What you should do =>
Count how many lines below include the string "icon". Only that number should appear in the reply.
__________
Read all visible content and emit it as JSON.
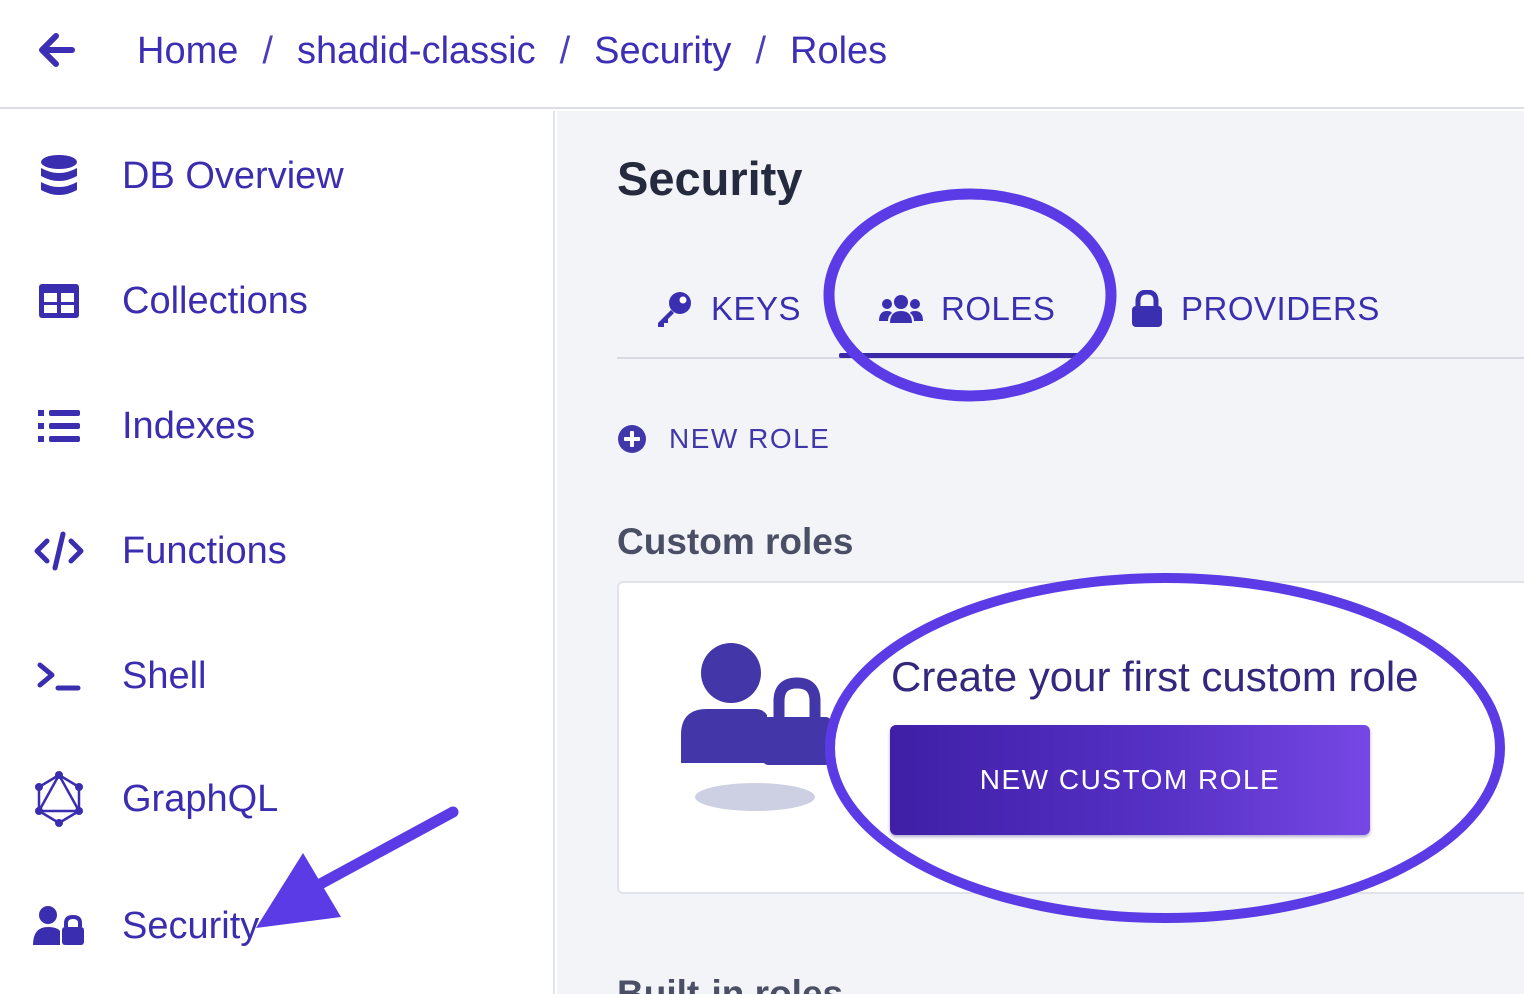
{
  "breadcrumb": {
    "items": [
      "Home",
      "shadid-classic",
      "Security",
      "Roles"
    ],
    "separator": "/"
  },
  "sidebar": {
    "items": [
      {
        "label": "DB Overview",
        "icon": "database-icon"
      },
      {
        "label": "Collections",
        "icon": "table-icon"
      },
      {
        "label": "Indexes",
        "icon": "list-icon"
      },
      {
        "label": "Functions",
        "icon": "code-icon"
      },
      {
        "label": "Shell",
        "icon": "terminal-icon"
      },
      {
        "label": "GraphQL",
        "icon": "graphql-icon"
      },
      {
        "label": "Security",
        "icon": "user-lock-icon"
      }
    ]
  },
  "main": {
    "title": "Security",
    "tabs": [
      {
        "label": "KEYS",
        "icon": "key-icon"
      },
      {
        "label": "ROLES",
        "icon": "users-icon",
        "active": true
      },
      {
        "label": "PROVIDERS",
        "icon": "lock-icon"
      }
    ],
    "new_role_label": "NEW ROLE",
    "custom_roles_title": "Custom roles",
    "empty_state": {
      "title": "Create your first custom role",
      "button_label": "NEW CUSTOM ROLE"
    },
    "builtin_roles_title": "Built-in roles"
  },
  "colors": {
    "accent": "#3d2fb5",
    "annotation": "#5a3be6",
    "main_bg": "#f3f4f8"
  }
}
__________
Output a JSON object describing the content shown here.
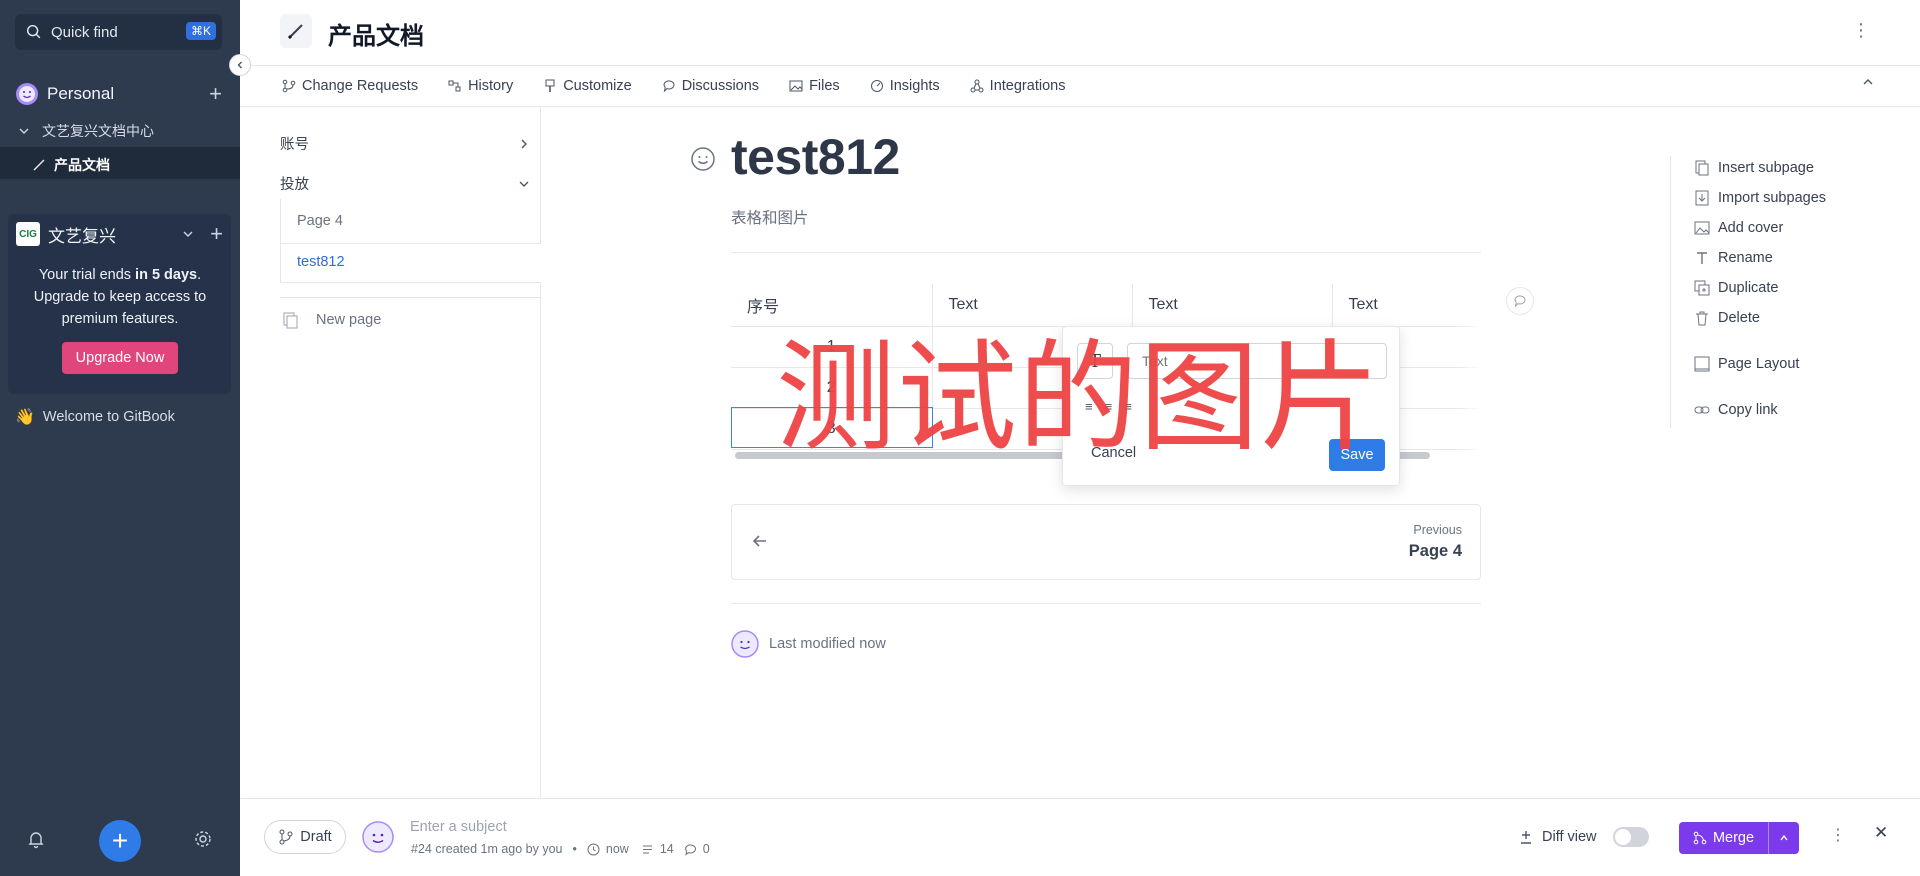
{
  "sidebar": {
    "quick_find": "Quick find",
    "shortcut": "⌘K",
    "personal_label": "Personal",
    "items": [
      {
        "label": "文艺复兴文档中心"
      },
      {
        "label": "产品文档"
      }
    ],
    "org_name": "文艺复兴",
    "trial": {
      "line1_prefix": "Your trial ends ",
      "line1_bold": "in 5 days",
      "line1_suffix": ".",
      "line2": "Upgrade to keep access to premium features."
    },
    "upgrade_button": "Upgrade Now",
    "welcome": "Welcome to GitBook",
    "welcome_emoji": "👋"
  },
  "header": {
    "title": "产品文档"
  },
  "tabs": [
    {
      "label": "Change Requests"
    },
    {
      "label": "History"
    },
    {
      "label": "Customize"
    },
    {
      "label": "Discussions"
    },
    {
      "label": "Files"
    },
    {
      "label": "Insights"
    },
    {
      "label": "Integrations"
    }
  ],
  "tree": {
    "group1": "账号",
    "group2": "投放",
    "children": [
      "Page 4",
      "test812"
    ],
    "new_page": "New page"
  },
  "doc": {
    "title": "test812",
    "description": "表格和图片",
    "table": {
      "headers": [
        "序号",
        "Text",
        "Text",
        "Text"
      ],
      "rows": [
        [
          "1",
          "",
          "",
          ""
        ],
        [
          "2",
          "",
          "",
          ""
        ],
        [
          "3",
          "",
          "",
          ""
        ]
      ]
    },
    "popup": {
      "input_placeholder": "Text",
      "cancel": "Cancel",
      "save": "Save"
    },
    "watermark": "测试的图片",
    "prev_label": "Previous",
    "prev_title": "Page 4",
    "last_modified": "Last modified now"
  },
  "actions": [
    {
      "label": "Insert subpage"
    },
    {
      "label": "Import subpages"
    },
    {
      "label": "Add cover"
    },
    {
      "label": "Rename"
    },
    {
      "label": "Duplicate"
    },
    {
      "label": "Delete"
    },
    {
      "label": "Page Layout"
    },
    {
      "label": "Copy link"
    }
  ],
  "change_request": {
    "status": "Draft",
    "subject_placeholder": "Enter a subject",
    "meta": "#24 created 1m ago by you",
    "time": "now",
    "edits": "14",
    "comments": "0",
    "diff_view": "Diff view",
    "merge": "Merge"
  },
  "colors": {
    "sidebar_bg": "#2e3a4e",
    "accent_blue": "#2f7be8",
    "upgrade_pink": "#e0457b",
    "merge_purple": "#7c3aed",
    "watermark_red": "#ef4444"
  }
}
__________
Task result =>
10